"This is transformational; it's a game changer. For us to have a resort in Sentosa is nice, but it would hardly be a game changer or transformational for Banyan Tree."
The design process with the architects will take place from next year to 2019; construction should take another 21/2 to three years.
He added that with this particular project, Banyan Tree wants to demonstrate that eco-friendliness and sustainability is not just about "15-key luxury resorts in the middle of some remote island, in the Sahara Desert, or in Kruger National Park".
"People usually associate Banyan Tree with expensive luxury resorts. That's only by necessity because of the places we operate in (because they are expensive destinations). Banyan Tree is actually much more about the totality of the experience. We are not proud of exclusivity; we are proud of inclusivity."
With the Mandai project, Banyan Tree is looking forward to creating a product with different price points so that it will be accessible to a wide range of Singaporeans and foreigners based on their spending power.
Nihat Ercan, managing director of investment sales at JLL Hotels & Hospitality Group, noted the increasing appeal eco-resorts across Asia have held for holiday-makers in recent years, given that they provide an off-the-beaten-path experience unique to each destination.
Some of these resorts also promote sustainability initiatives beyond just limiting changes of bath towels and reducing the resort's carbon footprint: They extend to giving back to local communities and sourcing local products at fair-market value - a credo which appeals to the modern traveller.
Most of Singapore's resorts are on Sentosa and the East Coast.
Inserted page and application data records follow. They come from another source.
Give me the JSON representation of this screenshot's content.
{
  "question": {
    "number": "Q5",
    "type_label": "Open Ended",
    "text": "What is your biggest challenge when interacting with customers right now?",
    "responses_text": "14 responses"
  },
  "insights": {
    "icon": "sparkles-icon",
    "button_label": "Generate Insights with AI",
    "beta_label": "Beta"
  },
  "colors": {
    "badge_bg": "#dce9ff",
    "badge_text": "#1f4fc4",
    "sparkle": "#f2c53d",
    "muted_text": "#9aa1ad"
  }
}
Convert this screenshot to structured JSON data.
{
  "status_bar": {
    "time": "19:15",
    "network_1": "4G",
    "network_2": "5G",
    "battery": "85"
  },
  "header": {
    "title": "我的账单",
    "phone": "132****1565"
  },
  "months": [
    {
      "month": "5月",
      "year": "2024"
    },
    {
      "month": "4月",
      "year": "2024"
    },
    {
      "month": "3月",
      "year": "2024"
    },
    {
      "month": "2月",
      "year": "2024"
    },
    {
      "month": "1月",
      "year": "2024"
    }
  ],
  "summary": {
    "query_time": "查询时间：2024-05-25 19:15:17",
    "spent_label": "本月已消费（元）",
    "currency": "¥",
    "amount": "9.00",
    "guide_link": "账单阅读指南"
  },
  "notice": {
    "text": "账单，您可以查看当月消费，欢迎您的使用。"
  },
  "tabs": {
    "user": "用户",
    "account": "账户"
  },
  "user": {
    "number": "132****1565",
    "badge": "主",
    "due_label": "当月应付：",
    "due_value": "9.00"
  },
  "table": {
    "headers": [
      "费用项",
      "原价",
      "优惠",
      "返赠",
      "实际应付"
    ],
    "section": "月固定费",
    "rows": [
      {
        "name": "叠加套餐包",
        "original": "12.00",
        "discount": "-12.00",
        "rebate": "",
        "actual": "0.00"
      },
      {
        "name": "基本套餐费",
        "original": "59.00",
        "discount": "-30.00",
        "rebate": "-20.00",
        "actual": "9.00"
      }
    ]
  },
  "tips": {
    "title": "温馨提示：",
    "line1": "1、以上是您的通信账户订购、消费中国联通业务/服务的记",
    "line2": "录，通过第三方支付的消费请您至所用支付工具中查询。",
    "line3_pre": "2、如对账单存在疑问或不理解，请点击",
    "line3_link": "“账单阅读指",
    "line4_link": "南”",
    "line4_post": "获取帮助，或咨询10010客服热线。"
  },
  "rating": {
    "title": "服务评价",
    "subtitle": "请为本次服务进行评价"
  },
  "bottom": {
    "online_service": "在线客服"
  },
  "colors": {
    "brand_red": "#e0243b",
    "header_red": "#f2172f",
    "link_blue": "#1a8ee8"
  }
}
Mr Ercan said they generally perform well, drawing demand from the corporate sector because of their accessibility to the central business district, as well as Singapore's robust "staycation" market, which supports occupancies on public holidays and weekends.
Banyan Tree shares closed flat at S$0.645 on the stock market on Wednesday.